Leslie: Libraries embed some of our most cherished values in an actual place—a place that you can enter without having to pay, alongside people from all walks of life, where you can learn something and improve yourself. Try this: imagine deleting all libraries from the city. What remaining places would offer this combination of real services and symbolic importance? Without libraries, our society feels dramatically diminished.
Mike: They provide a sense of stillness and reflection in an ever-busy world. They provide a unique aesthetic experience where it's cool to simply sit down, read a book, and hang out for hours on end. There are no expectations or commercial demands beyond simply utilizing the space, and that's a rare thing. Lastly, public libraries provide excellent programming that supplements in-school learning and give kids a place to go after school.
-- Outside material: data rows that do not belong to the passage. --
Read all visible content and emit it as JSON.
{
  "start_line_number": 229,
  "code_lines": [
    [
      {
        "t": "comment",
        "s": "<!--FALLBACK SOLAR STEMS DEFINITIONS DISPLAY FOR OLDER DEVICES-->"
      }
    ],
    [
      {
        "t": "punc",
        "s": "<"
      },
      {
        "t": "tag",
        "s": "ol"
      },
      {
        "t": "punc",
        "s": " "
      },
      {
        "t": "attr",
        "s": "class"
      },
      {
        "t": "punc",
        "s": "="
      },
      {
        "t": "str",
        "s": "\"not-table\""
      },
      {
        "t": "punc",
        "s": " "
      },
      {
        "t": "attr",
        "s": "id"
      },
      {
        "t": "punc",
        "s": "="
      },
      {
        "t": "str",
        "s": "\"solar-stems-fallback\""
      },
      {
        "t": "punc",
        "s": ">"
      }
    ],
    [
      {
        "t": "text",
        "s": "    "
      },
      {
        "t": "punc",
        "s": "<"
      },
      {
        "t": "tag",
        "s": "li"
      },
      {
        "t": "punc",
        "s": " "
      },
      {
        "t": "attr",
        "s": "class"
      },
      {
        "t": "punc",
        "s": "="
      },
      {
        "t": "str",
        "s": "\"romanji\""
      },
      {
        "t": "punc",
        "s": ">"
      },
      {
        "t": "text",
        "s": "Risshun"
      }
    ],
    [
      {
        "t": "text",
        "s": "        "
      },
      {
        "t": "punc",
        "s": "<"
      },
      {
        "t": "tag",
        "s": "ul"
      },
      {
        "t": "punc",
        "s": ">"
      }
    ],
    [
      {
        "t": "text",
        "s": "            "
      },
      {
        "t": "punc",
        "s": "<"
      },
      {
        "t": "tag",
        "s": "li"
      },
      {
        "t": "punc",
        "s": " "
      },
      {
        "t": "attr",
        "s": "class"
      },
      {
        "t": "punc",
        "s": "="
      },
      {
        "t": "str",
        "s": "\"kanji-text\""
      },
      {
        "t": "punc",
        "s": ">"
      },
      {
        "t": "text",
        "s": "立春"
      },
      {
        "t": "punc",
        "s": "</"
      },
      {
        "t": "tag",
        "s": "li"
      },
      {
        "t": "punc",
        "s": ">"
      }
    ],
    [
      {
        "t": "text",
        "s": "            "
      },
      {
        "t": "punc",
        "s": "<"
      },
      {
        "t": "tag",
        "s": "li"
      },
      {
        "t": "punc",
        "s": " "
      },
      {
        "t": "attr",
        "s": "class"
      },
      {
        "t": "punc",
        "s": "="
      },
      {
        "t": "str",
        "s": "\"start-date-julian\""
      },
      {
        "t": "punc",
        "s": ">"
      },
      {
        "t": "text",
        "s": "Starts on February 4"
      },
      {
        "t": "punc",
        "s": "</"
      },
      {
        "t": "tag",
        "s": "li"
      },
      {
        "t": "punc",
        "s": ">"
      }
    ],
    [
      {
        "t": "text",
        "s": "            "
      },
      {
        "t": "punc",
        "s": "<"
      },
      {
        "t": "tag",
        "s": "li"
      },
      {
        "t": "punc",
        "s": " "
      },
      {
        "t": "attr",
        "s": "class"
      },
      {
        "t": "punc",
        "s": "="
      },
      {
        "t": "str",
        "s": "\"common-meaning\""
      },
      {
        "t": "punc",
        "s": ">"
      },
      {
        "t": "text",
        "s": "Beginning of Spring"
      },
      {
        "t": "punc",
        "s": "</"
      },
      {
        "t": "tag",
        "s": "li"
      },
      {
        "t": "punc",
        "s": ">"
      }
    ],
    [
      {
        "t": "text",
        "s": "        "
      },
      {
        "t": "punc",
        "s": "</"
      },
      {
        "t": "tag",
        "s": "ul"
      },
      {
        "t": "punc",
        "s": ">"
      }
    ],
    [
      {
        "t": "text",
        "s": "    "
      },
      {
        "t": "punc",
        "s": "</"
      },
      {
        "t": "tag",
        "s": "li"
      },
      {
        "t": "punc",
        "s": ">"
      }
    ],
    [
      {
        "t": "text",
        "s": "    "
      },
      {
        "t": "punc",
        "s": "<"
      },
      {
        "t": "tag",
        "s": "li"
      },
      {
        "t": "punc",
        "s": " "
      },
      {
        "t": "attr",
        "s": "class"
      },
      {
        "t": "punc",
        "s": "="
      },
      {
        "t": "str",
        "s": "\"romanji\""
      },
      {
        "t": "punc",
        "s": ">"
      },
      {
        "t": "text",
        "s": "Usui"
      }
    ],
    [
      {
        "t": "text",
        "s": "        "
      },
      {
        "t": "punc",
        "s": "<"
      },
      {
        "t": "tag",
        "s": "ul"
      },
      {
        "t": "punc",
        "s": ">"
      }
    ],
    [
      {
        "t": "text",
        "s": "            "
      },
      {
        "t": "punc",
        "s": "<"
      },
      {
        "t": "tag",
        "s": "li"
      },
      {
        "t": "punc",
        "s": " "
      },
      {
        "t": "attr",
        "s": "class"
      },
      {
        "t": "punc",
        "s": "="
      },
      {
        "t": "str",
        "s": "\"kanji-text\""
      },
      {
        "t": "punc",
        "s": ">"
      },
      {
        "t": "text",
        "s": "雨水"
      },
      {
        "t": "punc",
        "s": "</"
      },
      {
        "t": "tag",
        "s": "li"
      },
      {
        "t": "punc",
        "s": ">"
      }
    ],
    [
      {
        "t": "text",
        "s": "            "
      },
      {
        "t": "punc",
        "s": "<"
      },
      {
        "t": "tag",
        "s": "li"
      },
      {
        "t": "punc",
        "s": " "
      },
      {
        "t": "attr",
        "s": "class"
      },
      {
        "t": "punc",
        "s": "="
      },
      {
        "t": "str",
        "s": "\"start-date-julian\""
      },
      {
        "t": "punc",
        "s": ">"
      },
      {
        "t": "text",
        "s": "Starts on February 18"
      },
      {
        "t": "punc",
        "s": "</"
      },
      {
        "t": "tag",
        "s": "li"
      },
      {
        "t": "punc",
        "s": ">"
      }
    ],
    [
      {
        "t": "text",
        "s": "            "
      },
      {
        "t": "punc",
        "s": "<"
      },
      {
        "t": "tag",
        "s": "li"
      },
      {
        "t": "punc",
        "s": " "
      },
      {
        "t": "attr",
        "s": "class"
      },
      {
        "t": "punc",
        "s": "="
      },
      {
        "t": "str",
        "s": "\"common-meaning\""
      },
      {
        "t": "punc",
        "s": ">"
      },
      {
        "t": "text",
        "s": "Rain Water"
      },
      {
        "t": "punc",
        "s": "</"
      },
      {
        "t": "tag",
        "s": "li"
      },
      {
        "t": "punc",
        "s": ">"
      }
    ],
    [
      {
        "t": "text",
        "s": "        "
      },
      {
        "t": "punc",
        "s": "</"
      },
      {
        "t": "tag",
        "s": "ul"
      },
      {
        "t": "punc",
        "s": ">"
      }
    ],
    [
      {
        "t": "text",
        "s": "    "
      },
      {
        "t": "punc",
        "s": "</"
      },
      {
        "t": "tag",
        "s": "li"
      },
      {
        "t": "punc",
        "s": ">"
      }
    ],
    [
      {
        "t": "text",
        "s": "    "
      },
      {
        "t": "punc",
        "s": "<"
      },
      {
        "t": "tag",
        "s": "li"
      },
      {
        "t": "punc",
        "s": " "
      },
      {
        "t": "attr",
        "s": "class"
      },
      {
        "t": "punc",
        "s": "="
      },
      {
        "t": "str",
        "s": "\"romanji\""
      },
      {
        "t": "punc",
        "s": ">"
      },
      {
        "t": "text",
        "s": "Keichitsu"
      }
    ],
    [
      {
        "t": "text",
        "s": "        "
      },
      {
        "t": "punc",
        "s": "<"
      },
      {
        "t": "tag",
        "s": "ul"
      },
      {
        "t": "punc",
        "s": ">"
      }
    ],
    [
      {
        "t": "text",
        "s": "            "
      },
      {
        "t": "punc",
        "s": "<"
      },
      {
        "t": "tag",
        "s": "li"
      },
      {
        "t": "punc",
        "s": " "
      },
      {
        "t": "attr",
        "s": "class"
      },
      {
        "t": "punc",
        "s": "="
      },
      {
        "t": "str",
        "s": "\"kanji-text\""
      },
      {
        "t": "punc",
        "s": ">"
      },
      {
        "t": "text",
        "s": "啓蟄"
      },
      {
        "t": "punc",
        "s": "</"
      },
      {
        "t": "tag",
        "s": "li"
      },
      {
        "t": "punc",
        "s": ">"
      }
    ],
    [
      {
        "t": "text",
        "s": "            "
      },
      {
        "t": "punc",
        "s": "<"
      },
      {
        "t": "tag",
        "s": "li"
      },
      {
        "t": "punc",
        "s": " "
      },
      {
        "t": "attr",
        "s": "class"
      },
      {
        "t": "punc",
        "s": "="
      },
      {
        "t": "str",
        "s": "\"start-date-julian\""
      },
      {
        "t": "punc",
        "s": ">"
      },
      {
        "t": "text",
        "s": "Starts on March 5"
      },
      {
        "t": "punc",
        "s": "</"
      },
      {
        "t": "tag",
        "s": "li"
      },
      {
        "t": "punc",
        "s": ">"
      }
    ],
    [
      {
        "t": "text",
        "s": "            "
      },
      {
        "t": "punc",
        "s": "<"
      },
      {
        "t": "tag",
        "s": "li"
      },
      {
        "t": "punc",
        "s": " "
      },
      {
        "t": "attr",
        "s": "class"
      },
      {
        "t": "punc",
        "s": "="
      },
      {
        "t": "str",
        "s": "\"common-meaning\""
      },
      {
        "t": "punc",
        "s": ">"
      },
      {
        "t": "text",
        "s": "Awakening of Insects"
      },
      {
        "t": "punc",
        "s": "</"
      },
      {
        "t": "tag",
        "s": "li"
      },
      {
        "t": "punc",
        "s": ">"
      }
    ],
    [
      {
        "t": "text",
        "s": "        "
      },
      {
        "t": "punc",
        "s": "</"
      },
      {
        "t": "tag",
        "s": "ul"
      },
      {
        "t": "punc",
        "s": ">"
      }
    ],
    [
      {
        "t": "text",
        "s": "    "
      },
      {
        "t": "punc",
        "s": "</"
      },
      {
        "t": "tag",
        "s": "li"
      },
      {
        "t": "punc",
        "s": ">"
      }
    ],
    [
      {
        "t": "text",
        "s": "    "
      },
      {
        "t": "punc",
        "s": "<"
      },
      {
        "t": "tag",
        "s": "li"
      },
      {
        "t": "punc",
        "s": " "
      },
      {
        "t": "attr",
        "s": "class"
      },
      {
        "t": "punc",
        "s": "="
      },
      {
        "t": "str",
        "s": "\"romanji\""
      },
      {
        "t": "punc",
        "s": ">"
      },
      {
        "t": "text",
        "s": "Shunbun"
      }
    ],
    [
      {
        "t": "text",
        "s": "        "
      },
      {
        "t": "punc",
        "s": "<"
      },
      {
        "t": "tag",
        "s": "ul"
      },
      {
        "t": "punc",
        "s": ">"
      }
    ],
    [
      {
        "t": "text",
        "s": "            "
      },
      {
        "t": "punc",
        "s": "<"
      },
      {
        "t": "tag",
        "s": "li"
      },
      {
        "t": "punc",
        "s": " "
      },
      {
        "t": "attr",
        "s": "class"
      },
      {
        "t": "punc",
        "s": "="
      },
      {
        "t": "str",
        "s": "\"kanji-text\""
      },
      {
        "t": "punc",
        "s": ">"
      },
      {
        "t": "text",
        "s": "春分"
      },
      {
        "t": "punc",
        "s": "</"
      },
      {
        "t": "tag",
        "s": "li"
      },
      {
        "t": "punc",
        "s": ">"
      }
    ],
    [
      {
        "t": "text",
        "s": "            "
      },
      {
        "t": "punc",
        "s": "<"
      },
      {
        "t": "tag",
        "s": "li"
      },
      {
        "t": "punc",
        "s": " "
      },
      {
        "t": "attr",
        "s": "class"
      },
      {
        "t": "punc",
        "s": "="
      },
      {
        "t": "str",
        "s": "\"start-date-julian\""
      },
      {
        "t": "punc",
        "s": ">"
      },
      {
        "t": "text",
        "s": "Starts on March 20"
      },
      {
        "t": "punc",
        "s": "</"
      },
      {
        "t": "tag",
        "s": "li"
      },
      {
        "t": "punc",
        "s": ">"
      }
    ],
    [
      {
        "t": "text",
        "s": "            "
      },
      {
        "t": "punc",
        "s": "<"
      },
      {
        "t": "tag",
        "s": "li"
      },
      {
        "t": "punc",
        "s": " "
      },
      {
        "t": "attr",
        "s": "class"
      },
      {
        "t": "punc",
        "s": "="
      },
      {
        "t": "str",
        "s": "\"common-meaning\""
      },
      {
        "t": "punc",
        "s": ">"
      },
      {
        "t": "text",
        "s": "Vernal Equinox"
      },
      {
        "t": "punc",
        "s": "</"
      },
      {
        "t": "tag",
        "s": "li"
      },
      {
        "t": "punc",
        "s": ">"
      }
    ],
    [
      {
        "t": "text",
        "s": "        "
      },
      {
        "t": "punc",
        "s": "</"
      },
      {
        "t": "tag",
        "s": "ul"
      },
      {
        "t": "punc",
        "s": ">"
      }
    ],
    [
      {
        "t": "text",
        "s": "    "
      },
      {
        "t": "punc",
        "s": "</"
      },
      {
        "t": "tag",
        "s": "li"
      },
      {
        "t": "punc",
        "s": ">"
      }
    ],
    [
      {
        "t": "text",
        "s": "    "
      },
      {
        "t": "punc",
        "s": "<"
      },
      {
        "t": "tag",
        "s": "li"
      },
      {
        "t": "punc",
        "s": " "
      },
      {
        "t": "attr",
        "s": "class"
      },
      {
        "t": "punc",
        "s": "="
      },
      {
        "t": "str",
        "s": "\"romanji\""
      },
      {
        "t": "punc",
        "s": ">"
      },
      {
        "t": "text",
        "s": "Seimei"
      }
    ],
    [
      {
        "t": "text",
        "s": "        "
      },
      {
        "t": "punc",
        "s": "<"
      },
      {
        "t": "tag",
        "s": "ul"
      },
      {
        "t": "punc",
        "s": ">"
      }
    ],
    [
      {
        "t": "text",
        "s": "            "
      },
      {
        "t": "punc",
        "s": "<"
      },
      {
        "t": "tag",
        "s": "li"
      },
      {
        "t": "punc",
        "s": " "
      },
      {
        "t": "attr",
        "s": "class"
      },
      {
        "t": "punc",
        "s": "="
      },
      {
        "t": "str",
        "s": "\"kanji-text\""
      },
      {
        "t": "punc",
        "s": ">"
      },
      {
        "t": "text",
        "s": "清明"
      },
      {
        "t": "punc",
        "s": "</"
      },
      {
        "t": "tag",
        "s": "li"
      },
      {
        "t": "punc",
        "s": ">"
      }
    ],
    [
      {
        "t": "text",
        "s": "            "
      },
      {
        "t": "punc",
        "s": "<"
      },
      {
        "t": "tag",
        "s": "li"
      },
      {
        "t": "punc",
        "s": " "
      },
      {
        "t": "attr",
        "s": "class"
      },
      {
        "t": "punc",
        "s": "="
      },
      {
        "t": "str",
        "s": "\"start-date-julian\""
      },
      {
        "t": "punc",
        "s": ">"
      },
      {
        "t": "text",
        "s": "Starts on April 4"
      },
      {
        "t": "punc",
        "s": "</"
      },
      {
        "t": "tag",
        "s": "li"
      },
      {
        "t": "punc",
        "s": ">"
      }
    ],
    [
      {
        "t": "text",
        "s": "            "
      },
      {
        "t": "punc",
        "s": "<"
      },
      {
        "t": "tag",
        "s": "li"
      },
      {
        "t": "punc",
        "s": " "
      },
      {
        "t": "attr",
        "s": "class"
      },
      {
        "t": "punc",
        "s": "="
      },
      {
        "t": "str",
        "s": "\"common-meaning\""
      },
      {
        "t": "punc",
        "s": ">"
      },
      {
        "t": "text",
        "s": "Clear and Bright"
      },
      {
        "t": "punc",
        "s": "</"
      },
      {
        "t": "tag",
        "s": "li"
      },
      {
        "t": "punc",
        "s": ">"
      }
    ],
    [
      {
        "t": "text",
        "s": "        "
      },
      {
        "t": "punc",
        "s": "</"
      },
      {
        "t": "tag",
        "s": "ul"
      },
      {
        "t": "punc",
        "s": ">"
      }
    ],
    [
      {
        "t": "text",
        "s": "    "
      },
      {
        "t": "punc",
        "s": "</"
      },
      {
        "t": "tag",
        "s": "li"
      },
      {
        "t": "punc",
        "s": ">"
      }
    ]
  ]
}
What do all good libraries have in common?
Kauser: Great librarians. Great librarians can open your eyes to new books and ideas, and help lead you to things you might not have otherwise be able to find.
Leslie: Libraries are nothing special, I think, without people behind them—not just to answer your reference questions but to act as hosts of these important spaces.
Mike: In an age of automated customer service and unsolicited "cold texts," it's difficult to find places where you can talk to a real-live human, face to face, without a paralyzing sense of urgency. It's refreshing.
The year is 2050. What are libraries like in the future?
Edward: I recently tried the Oculus virtual reality headset, it was hands down the most powerful technological experience I’ve ever had, and I can’t imagine that libraries won’t use this technology in the future. Imagine browsing through the Library of Congress in your living room.
Kauser: I think in 2050, when I’m really old lady, people will feel the need to get out of their digital world/pods and the library can be a place where so many ideas and mediums mix.
Mike: Libraries will fully embrace their role as a community gathering space.
Leslie: I have no idea! Ours will still have real books with pages you can turn, I can promise you that. Our little institution lives or dies by our ability to attract people’s attention, engage them, and delight them in a world that is saturated with screens. We have great pop-up books.
What advice do you have for people that want to create a library of their own?
Kauser: It’s the ideas of collection and bringing together that are so important for a library.
Leslie: Build a collection of great books. Share.
Mike: Don't be intimidated by new technology trends or keeping up with the Joneses. Rather, embrace your strengths — things like your connections to community organizations, individuals, and your area's history.
Edward: Build around you a community of like-minded passionate people that share your vision. Then empower this community to help collect, curate, and share the content within your library. You’ll find as this community grows, so will your library.